Europe hasn’t had much to smile about on its energy front recently. Subsidies for renewables have sent electricity prices up across the continent, without yielding the expected emissions reductions. But now there’s a bit of good news. As the FT reports, ExxonMobil is pioneering a more environmentally friendly fracking fluid, in the hopes that the newer, safer emulsion will convince countries like France and Germany to lift their moratoriums on drilling for shale gas:
[ExxonMobil], the world’s biggest private sector oil company by market capitalisation, said it had developed non-toxic fluids specifically intended for the geological conditions in Germany. The fluids have yet to be tested under field conditions. […]Exxon in Germany confirmed that it had developed fracking fluids that were neither toxic nor hazardous to the environment. Asked what impact this might have on the political debate, Exxon declined to comment.
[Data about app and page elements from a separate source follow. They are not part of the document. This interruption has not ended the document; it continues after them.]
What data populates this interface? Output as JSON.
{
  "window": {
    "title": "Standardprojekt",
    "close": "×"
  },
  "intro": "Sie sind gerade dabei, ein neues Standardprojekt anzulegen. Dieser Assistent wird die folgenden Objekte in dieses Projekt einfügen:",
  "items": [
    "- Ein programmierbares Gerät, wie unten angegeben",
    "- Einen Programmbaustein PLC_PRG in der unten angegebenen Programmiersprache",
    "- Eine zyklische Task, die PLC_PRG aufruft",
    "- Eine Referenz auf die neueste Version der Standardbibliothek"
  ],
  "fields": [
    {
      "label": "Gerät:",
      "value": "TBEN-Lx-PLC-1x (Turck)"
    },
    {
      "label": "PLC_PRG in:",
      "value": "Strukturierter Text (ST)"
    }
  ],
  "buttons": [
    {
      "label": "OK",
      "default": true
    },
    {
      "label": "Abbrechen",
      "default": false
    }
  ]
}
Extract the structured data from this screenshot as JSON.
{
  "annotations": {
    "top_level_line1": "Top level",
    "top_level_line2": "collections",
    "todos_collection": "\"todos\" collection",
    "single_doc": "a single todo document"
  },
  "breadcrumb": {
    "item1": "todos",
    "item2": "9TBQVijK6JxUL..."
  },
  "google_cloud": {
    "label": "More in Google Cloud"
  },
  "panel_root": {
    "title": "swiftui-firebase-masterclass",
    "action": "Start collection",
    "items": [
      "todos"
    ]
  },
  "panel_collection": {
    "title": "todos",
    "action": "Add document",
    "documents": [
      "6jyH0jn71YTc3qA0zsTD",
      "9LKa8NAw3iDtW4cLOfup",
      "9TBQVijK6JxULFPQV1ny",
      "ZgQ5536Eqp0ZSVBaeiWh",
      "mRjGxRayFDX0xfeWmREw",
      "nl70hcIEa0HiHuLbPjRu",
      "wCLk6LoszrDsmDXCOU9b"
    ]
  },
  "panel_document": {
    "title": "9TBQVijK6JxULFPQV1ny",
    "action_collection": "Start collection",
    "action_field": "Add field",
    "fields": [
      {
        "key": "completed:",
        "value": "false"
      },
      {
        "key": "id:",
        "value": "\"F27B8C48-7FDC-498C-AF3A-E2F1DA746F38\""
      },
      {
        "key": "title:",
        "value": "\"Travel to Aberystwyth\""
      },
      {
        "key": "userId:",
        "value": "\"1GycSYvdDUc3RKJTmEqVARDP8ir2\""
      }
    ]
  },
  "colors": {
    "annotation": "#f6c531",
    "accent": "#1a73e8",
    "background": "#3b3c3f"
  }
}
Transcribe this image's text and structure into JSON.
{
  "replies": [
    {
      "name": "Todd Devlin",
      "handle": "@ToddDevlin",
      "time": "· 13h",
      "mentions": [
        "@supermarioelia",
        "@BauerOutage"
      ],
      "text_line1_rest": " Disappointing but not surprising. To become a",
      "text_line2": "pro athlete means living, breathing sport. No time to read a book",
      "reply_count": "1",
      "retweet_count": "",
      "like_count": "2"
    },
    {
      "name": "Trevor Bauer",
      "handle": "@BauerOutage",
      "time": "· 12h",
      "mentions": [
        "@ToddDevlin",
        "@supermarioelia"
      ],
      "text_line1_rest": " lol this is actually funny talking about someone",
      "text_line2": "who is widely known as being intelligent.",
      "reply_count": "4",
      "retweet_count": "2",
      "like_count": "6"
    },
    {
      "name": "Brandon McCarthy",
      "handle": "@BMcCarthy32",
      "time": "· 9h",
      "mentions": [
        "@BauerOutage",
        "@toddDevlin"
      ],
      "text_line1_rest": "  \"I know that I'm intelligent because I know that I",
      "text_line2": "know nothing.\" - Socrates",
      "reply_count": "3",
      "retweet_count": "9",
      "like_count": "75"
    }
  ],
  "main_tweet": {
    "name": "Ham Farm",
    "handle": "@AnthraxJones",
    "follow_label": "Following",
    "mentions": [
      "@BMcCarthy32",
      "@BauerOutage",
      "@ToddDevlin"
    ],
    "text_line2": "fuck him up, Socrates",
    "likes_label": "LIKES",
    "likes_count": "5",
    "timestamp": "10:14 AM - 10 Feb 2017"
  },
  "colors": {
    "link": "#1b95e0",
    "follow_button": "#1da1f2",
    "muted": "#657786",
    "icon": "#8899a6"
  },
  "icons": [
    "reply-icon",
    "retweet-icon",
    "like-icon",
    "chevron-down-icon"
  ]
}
This could be big for Europe. Russia’s recent aggressions have reminded Europe’s leaders of a very uncomfortable truth: They rely heavily on Russia for their energy needs. Moscow supplies roughly a quarter of Europe’s gas, and just this week it threatened to cut off its supply to Ukraine over unpaid bills. That’s not just bad news for Ukrainians; half of Europe’s share of Russian gas transits Ukraine, making this a big issue for Brussels.If ExxonMobil can demonstrate the safety of its new fracking fluid in the field, greens will lose their last reason for obstructing the pursuit of a steady and sizable supply of domestic energy.